Another interesting piece of folklore, from Danish culture, is the valravn. These are mythical ravens which come into their form through ravens who eat the body of the dead on the battlefield. If a valravn eats the whole heart of a child, they will have the power to transform into the form of a knight. It’s also said that if they eat the heart of a king, they will gain “human knowledge”, act as a bad influence, and gain superhuman strength.
This Pokémon reigns supreme in the skies of the Galar region. The black luster of its steel body could drive terror into the heart of any foe.
With their great intellect and flying skills, these Pokémon very successfully act as the Galar region’s airborne taxi service.

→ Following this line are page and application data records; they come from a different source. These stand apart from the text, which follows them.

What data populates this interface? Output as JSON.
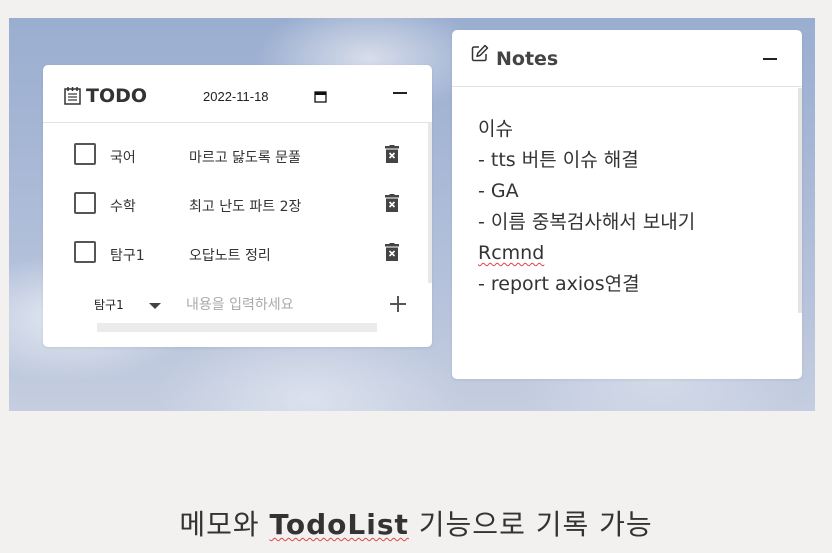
{
  "todo": {
    "title": "TODO",
    "date": "2022-11-18",
    "items": [
      {
        "subject": "국어",
        "content": "마르고 닳도록 문풀"
      },
      {
        "subject": "수학",
        "content": "최고 난도 파트 2장"
      },
      {
        "subject": "탐구1",
        "content": "오답노트 정리"
      }
    ],
    "add": {
      "selected_subject": "탐구1",
      "placeholder": "내용을 입력하세요"
    }
  },
  "notes": {
    "title": "Notes",
    "lines": [
      "이슈",
      "- tts 버튼 이슈 해결",
      "- GA",
      "- 이름 중복검사해서 보내기",
      "Rcmnd",
      "- report axios연결"
    ]
  },
  "caption": {
    "prefix": "메모와 ",
    "highlight": "TodoList",
    "suffix": " 기능으로 기록 가능"
  },
  "icons": {
    "todo": "notepad-icon",
    "calendar": "calendar-icon",
    "delete": "trash-icon",
    "add": "plus-icon",
    "notes": "edit-icon",
    "minimize": "minus-icon"
  }
}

So this could be the Pokémon equivalent of a valravn, with its half-bird, half-knight form. Valravn are also said to be able to transform into wolves, but that seems to be an alternative interpretation.
As a quick aside, Valravn also appear in the tabletop RPG Pathfinder under the name Vilderavn. They appear in the fifth bestiary as a type of monster that players could encounter. Looking at the Pathfinder art for the creature, you can see that there’s definitely a resemblance.
There was a Hungarian king in the 1400s, Matthias Corvinus, who is referred to as the “raven king”. However, that is probably unrelated to Corviknight.
Corviknight plays a key role in the Galarian economy by allowing one to fast travel to various cities and locations in the region through a flying taxi. However this seems to be a specific skill that they need to be trained to learn, as one’s own Corviknight is unable to do that.
In Corviknight’s Gigantamax form, its wingspan grows dramatically and it starts to glow a reddish hue. Its glowing feathers appear to be detachable and used for attacks similar to throwing daggers or stars.
Imbued with Gigantamax energy, its wings can whip up winds more forceful than any a hurricane could muster. The gusts blow everything away.
The eight feathers on its back are called blade birds, and they can launch off its body to attack foes independently.
Ravens are a common bird in Great Britain, part of the kingdom’s history, mythos, and environment. As such it is the perfect basis for the region’s primary bird Pokémon.
Were there any raven folk stories I missed? Let me know in the comments below! Or hop on our Discord server to have more Sword & Shield discussions!